Among the many topics covered in the book are personal transformation, family of origin, a chronically anxious system, being a less anxious leader, spiritual disciplines, differentiation of self, reactivity, emotional maturity, emotional triangles, conflict, distant relationships, overfunctioning and underfunctioning, herding, ways to calm yourself, crisis, the togetherness and individuality force, polarization, family system, a family diagram, cut-off relationships, boundaries, guiding principles, the transformational learning model, learning and mastery.
The book often references Edwin Friedman’s book A Failure of Nerve. Friedman focuses on five central traits of a chronically anxious system: heightened reactivity, herding, blame displacement, demand for a quick fix, and poor leadership. The book includes a number of stories to help illustrate the concepts introduced in the book.
As to whether Christian leaders can work with a theory, such as Bowen Family Systems Theory, which is based on human science, the authors write that leaders can learn to accommodate scientific learning and their theological constructs so that they can occupy space next to each other; they don’t have to reject one or the other.
The book concludes with three appendices, a list of recommended reading and a helpful glossary, as there a many new terms introduced in the book.
Appendix A Constructing a Family Diagram
Appendix B Developing a Rhythm of Spiritual Practices
Appendix C Bowen-Based Training Programs
Below are 10 helpful quotes from the book:
- Differentiation deals with the effort to define oneself, to control oneself, to become a more responsible person, and to permit others to be themselves as well.
- The most powerful source of emotional gravity in most of our lives comes from family.
- Leaders who want to understand the context in which they carry out their role learn to pay attention to the presence of anxiety in their system.
- You must learn to be able to see what is going on around you, observe the anxiety, note your own part in it, and manage yourself amid the pressure.
- The most strategic role in the system is that of the calm observer.
- As the anxiety in the system rises, so must our resolve to remain composed.
- A system that operates without well-differentiated leadership makes it extremely difficult for such a leader to develop.
- Taking responsibility for our feelings (not denying them, repressing them, or blaming them on others) is one of the most helpful things we can do to become a less-anxious leader.
- Defining self means that we consistently and calmly tell others what we think and choose, without demanding that they think and choose the same way.
- When we are anxious, we react to the pressures of the moment in a way that does not reflect our guiding principles.

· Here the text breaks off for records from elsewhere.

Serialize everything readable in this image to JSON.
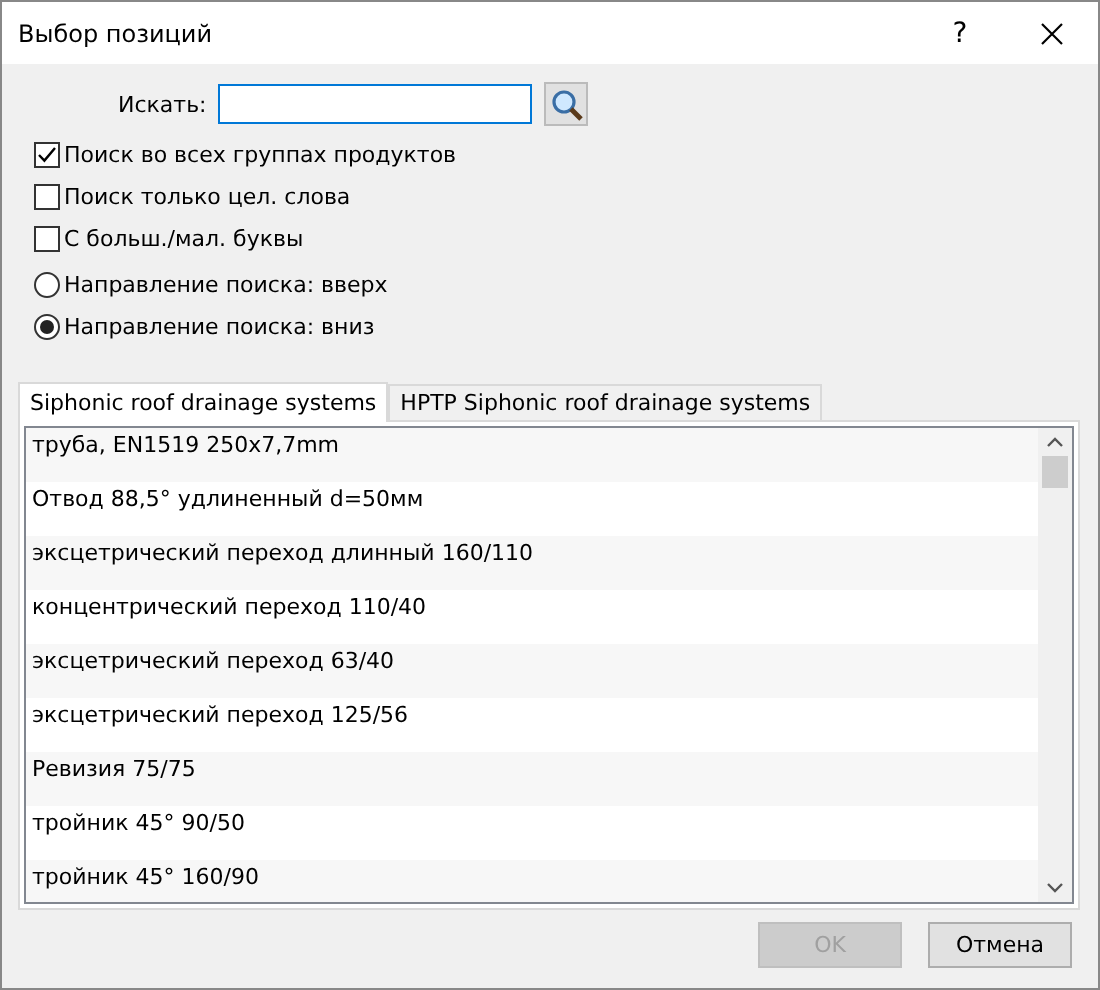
{
  "window": {
    "title": "Выбор позиций",
    "help": "?"
  },
  "search": {
    "label": "Искать:"
  },
  "options": [
    {
      "kind": "checkbox",
      "label": "Поиск во всех группах продуктов",
      "checked": true
    },
    {
      "kind": "checkbox",
      "label": "Поиск только цел. слова",
      "checked": false
    },
    {
      "kind": "checkbox",
      "label": "С больш./мал. буквы",
      "checked": false
    },
    {
      "kind": "radio",
      "label": "Направление поиска: вверх",
      "selected": false
    },
    {
      "kind": "radio",
      "label": "Направление поиска: вниз",
      "selected": true
    }
  ],
  "tabs": [
    {
      "label": "Siphonic roof drainage systems",
      "selected": true
    },
    {
      "label": "HPTP Siphonic roof drainage systems",
      "selected": false
    }
  ],
  "items": [
    "труба, EN1519 250x7,7mm",
    "Отвод 88,5° удлиненный d=50мм",
    "эксцетрический переход длинный 160/110",
    "концентрический переход 110/40",
    "эксцетрический переход 63/40",
    "эксцетрический переход 125/56",
    "Ревизия 75/75",
    "тройник 45° 90/50",
    "тройник 45° 160/90"
  ],
  "buttons": [
    {
      "label": "OK",
      "disabled": true
    },
    {
      "label": "Отмена",
      "disabled": false
    }
  ]
}
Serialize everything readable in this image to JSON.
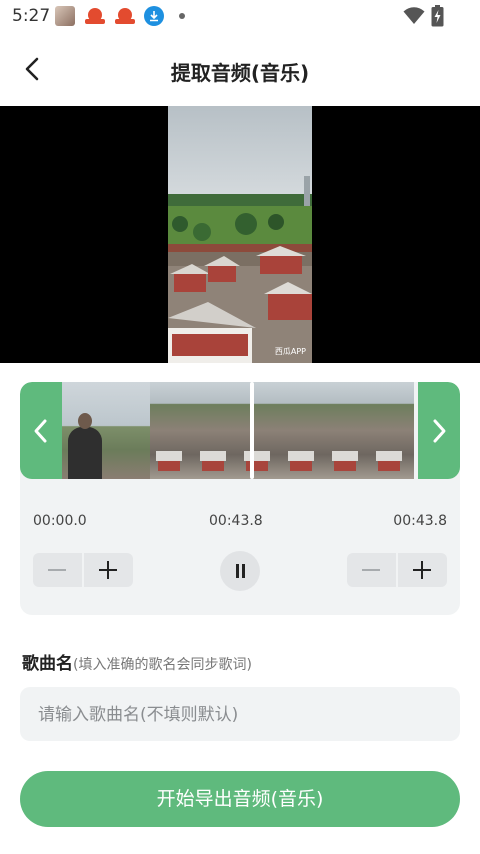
{
  "status_bar": {
    "time": "5:27",
    "icons": [
      "photo-notification-icon",
      "app-notification-icon",
      "app-notification-icon",
      "download-icon",
      "more-notifications-dot",
      "wifi-icon",
      "battery-charging-icon"
    ]
  },
  "header": {
    "title": "提取音频(音乐)",
    "back_icon": "chevron-left-icon"
  },
  "video": {
    "watermark": "西瓜APP"
  },
  "trimmer": {
    "start_time": "00:00.0",
    "current_time": "00:43.8",
    "end_time": "00:43.8",
    "left_handle_icon": "chevron-left-icon",
    "right_handle_icon": "chevron-right-icon",
    "pause_icon": "pause-icon"
  },
  "song": {
    "label": "歌曲名",
    "hint": "(填入准确的歌名会同步歌词)",
    "placeholder": "请输入歌曲名(不填则默认)",
    "value": ""
  },
  "export_button": "开始导出音频(音乐)",
  "colors": {
    "accent": "#5fba7d",
    "panel_bg": "#f1f3f4"
  }
}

We do this because we give in to our habitual behavior rather than pausing to think about other available options. Therefore, we must develop the ability to think before we speak and to pause before we act.